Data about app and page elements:
○ ○ ○

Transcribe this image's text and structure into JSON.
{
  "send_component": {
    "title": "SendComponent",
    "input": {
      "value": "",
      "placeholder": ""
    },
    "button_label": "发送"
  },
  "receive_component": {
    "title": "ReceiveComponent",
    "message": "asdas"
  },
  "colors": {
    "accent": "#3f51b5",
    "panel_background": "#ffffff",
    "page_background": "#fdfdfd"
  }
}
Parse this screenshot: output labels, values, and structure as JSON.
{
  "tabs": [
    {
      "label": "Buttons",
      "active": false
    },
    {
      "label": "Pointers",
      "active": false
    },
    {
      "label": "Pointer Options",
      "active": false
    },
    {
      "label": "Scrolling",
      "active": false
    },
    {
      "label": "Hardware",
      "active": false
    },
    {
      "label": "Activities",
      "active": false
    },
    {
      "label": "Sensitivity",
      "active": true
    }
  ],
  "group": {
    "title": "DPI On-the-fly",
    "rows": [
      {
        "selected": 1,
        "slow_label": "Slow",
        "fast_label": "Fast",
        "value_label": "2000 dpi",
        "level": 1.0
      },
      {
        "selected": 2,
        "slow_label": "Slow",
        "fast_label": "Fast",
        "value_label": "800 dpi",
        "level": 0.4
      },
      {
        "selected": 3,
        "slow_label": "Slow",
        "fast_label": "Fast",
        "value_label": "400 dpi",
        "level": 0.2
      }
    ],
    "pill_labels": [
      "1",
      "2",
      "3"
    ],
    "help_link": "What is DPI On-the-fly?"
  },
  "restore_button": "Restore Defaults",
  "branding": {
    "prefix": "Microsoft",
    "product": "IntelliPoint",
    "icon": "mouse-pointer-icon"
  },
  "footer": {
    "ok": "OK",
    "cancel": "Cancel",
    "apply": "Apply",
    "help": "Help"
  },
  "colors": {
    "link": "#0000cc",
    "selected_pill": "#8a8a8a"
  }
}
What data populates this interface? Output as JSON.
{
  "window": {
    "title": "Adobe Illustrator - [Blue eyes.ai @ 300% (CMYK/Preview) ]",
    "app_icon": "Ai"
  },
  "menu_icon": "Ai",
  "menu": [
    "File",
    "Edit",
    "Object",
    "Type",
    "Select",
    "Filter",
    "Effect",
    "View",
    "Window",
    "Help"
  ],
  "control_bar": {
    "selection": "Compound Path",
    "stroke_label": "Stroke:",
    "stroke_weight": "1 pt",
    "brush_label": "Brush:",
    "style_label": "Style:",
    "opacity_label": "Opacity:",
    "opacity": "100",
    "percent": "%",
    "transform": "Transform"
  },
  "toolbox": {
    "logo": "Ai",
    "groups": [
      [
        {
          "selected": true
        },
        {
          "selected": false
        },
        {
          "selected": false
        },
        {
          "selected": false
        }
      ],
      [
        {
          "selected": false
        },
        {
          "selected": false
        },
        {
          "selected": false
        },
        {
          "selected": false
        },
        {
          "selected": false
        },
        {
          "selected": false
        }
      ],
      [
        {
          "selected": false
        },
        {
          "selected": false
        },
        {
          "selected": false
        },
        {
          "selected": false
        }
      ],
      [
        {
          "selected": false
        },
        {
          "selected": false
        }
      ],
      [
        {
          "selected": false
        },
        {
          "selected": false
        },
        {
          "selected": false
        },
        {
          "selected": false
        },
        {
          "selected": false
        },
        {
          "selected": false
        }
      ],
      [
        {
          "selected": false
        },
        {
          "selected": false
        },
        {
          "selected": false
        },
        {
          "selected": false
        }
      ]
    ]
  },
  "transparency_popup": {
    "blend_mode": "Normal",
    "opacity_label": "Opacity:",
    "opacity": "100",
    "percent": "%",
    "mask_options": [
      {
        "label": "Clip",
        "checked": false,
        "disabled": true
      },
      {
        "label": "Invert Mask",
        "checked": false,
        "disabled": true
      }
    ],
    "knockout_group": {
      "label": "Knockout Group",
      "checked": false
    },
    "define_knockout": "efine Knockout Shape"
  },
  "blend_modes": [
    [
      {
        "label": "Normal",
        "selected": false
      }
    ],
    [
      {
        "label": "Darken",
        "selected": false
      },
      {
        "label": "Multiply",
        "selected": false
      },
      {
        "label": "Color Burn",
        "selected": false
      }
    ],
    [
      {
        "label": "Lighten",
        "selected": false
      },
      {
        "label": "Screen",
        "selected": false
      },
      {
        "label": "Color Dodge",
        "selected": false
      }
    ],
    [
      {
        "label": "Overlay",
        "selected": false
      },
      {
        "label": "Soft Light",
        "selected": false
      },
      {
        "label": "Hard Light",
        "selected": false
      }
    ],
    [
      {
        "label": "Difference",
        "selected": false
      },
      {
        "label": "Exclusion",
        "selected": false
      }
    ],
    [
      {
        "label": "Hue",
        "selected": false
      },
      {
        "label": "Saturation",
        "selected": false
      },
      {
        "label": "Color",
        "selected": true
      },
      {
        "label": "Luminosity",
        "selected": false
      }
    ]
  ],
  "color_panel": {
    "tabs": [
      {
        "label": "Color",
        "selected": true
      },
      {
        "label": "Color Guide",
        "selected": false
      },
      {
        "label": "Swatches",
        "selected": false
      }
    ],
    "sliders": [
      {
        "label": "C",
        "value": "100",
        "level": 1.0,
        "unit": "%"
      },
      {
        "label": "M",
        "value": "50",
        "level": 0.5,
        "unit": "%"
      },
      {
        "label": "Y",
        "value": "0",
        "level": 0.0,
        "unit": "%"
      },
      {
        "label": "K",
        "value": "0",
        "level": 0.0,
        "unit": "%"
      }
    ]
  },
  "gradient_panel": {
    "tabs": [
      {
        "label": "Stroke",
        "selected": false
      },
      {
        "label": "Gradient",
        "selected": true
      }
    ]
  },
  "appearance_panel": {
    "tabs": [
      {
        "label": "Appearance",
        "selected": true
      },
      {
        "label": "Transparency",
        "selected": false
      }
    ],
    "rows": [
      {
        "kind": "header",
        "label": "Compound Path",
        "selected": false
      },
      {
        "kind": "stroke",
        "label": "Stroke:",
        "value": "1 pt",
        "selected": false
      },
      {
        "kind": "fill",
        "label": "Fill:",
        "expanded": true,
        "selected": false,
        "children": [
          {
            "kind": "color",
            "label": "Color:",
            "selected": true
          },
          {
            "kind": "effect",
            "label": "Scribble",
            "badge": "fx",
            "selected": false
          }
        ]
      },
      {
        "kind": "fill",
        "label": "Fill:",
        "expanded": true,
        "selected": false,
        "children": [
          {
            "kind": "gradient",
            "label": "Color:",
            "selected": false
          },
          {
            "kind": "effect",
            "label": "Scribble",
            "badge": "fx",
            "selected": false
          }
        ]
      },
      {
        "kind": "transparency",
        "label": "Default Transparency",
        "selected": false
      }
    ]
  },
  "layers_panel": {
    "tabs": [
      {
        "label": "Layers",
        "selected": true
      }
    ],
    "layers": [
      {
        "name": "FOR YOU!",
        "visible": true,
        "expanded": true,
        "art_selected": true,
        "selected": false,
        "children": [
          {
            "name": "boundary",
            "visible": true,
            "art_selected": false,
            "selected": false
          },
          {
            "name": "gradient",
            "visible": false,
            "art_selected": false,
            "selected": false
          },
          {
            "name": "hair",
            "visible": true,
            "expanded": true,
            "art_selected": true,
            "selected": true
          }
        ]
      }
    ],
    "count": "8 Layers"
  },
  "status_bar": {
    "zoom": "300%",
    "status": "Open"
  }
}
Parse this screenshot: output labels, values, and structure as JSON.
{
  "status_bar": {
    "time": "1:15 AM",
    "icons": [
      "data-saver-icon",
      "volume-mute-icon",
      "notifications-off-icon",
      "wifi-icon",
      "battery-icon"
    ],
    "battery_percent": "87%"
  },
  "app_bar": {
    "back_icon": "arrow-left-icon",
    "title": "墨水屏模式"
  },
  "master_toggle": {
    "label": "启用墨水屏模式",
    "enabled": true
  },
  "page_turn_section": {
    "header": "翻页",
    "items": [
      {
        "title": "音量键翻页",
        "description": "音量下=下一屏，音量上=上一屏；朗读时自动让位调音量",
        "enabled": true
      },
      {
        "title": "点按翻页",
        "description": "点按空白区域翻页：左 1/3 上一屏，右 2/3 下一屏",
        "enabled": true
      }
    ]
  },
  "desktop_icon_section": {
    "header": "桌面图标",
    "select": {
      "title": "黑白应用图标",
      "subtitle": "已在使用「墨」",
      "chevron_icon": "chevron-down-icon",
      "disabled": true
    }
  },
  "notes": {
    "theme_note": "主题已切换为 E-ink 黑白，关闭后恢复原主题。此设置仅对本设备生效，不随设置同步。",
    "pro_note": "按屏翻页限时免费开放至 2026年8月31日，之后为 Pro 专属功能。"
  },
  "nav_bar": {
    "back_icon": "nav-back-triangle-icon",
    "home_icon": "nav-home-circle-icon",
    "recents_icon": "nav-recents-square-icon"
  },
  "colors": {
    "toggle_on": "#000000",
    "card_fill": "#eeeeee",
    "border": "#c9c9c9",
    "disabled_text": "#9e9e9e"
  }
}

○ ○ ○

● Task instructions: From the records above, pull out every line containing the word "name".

● Answer:
        "name": "FOR YOU!",
            "name": "boundary",
            "name": "gradient",
            "name": "hair",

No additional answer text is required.